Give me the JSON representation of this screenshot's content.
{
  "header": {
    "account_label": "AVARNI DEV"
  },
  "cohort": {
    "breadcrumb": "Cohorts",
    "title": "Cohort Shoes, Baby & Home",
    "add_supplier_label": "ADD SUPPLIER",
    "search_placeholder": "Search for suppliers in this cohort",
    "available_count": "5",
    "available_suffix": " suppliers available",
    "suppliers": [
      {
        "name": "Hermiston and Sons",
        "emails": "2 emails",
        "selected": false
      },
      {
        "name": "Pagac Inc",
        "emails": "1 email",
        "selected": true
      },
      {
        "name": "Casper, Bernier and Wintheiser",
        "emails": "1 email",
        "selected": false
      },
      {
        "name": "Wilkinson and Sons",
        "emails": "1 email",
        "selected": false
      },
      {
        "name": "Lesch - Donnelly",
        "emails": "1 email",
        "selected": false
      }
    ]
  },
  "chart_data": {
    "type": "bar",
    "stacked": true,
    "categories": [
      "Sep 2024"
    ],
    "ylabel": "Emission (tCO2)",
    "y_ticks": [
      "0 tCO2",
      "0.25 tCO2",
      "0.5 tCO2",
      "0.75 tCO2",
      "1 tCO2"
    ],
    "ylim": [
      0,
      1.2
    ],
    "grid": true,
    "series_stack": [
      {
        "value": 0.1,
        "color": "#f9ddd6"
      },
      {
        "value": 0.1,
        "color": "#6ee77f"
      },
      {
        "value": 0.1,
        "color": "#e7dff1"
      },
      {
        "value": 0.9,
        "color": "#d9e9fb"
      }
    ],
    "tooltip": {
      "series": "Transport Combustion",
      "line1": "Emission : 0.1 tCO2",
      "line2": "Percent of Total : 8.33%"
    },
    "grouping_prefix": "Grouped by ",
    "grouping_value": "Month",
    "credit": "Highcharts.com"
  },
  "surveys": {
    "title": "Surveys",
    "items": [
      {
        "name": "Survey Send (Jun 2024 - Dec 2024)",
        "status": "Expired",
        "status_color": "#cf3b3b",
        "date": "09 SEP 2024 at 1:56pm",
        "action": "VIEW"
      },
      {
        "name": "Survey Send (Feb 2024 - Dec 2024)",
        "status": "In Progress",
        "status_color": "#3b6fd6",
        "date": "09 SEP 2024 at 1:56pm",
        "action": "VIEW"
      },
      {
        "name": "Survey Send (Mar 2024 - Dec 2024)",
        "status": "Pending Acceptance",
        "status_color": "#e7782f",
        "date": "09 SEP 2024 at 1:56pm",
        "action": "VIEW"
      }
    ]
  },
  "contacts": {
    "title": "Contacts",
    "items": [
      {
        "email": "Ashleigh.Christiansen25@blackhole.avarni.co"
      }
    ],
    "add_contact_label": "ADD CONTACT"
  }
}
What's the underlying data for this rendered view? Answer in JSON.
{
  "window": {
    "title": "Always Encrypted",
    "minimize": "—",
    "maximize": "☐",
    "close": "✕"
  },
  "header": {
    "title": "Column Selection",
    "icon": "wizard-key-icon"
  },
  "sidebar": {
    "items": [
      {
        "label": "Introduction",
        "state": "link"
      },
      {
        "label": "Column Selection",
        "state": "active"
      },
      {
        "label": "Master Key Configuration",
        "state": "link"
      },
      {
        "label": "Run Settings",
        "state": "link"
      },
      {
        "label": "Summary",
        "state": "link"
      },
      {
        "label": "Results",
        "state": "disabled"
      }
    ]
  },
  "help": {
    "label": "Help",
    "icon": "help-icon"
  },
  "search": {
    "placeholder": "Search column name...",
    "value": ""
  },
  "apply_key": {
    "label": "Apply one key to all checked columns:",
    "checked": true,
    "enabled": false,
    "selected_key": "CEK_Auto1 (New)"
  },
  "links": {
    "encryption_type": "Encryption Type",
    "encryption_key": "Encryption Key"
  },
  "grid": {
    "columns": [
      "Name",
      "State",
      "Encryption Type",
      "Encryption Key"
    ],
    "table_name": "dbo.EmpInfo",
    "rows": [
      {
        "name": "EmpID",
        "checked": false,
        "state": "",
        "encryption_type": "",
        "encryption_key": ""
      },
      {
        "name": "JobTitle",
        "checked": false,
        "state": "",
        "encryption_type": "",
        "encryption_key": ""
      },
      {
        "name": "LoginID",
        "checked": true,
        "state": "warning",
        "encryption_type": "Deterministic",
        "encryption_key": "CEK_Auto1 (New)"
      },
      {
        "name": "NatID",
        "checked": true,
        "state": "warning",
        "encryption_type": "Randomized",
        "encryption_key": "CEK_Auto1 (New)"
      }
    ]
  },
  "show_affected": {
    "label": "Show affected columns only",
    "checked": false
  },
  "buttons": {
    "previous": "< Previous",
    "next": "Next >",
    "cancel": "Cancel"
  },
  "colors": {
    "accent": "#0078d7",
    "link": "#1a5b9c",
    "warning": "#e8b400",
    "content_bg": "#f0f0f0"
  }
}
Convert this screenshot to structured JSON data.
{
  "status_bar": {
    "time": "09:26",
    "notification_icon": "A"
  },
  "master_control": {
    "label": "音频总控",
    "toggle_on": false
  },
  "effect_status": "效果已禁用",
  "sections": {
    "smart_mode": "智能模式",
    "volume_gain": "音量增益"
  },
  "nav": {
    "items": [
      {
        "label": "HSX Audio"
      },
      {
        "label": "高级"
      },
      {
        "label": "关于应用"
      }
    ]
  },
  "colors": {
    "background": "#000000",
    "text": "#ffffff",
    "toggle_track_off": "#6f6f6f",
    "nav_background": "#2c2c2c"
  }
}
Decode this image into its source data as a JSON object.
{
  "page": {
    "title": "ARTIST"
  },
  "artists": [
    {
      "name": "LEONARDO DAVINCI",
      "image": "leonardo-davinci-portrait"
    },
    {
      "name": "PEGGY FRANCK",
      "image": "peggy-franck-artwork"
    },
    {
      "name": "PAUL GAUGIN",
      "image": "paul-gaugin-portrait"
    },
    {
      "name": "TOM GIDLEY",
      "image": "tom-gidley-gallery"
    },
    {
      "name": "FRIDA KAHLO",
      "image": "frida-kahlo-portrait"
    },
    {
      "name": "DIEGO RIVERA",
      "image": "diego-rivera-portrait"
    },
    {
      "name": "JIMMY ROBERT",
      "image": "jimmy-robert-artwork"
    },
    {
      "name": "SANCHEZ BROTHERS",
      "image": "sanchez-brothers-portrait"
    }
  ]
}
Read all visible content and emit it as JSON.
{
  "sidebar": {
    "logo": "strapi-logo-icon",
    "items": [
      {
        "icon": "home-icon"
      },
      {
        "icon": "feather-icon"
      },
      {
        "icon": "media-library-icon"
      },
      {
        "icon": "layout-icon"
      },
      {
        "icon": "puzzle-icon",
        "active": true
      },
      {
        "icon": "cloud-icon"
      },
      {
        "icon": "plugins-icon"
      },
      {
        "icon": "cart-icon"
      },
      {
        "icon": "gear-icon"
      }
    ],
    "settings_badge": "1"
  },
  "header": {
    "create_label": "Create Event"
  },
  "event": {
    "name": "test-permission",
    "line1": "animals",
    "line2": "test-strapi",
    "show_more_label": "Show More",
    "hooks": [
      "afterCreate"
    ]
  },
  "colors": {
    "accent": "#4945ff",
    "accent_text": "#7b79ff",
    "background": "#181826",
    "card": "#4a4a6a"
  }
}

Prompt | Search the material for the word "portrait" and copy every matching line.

Result |
      "image": "leonardo-davinci-portrait"
      "image": "paul-gaugin-portrait"
      "image": "frida-kahlo-portrait"
      "image": "diego-rivera-portrait"
      "image": "sanchez-brothers-portrait"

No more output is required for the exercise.